Of course this begs the question why so many of us go into race mode for approach and landing. Several factors likely contribute. For starters, I suspect not many general aviation pilots are comfy with flight controls getting a bit mushy, preferring the control authority that comes with a faster airspeed. Second, from day one of flight training, the notion of a stall ending in a visit from the grim reaper has been drummed into the primary student.
Importantly, little is done to differentiate a stall occurring say with a cross-control from base-to-final in the traffic pattern (which indeed is likely to end in loss of life) from one a few feet above the concrete. No surprise then that a published study of student landing accidents (1994-2013) reported 151 mishaps related to excess speed compared with a paltry two being a result of low speed.

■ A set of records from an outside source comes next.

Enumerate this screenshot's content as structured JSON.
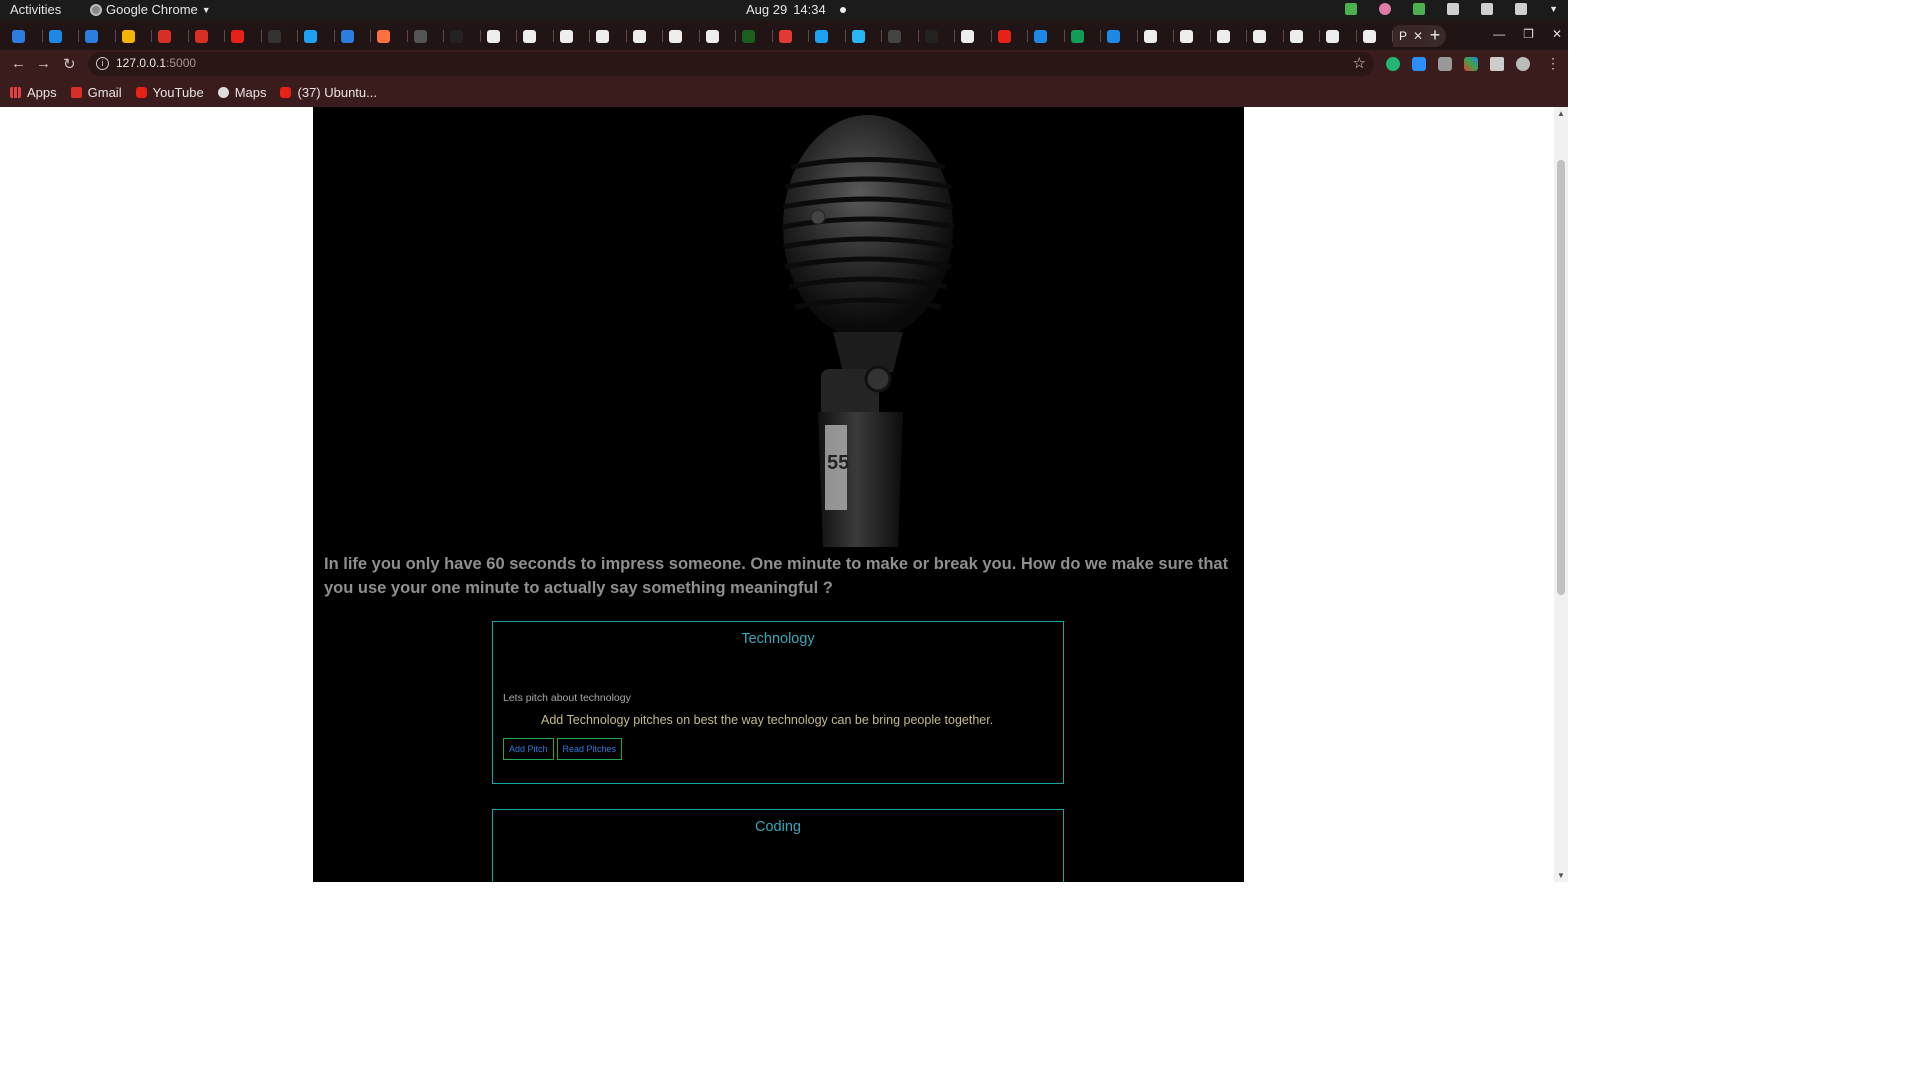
{
  "system_bar": {
    "activities": "Activities",
    "app_name": "Google Chrome",
    "date": "Aug 29",
    "time": "14:34"
  },
  "browser": {
    "active_tab_letter": "P",
    "url_host": "127.0.0.1",
    "url_port": ":5000",
    "bookmarks": [
      "Apps",
      "Gmail",
      "YouTube",
      "Maps",
      "(37) Ubuntu..."
    ]
  },
  "page": {
    "tagline": "In life you only have 60 seconds to impress someone. One minute to make or break you. How do we make sure that you use your one minute to actually say something meaningful ?",
    "categories": [
      {
        "title": "Technology",
        "subtitle": "Lets pitch about technology",
        "description": "Add Technology pitches on best the way technology can be bring people together.",
        "add_label": "Add Pitch",
        "read_label": "Read Pitches"
      },
      {
        "title": "Coding"
      }
    ]
  }
}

CFIs should be (almost) forgiven if they are confused. On the subject of approach speed, the FAA speaks in double-talk. In its guidance for the flight review (AC 61-98D) and in reference to the stabilized approach, it recommends a constant target speed no lower than the recommended landing speed specified in the POH, with no mention of aircraft weight. However, peruse the FAA’s “On Landings Part II” (FAA-P-8740-12—Note this number is somehow duplicated; get the one on landings.) and you get a different message as our government friends go to length discussing the positive relationship between aircraft weight and landing speed. It even provides a rule of thumb on how to reduce landing airspeed for a lower aircraft weight. Go figure.
Some Final Musings
There’s a time and place for everything. Fly a light aircraft into a busy airport frequented by heavy iron and chances are that ATC will be asking you to pedal as fast as you can. Conversely, if you tremble at the notion of flying with mushy controls, grab a CFI and do some slow flight to build your comfort level. While you’re at it, work in a power-off stall and note the airspeed indicator when the aircraft breaks in the stall for that weight. Now compare that to your typical full-race landing speed. There’s likely quite a difference. Also, consider installing an angle-of-attack indicator, thus “flying the wing” and obviating the need to adjust airspeed for aircraft weight.
Let me close with one important point. If you’re ever unfortunate and have to dead-stick into a field, getting comfy with flying the landing speed corresponding to the aircraft weight might pay off big time. Why? A dead-stick landing at high speed into an obstacle-strewn area will impart higher forces on your body, upping the severity of injury. Conversely, if you arrive at that field at your minimum controllable airspeed, you’ll be much safer.
Douglas Boyd, an ERAU adjunct research professor, finds his arguments on airplane weight-adjusted VRef provide the perfect excuse to his passengers for his not infrequent “firm” aircraft-carrier type landings.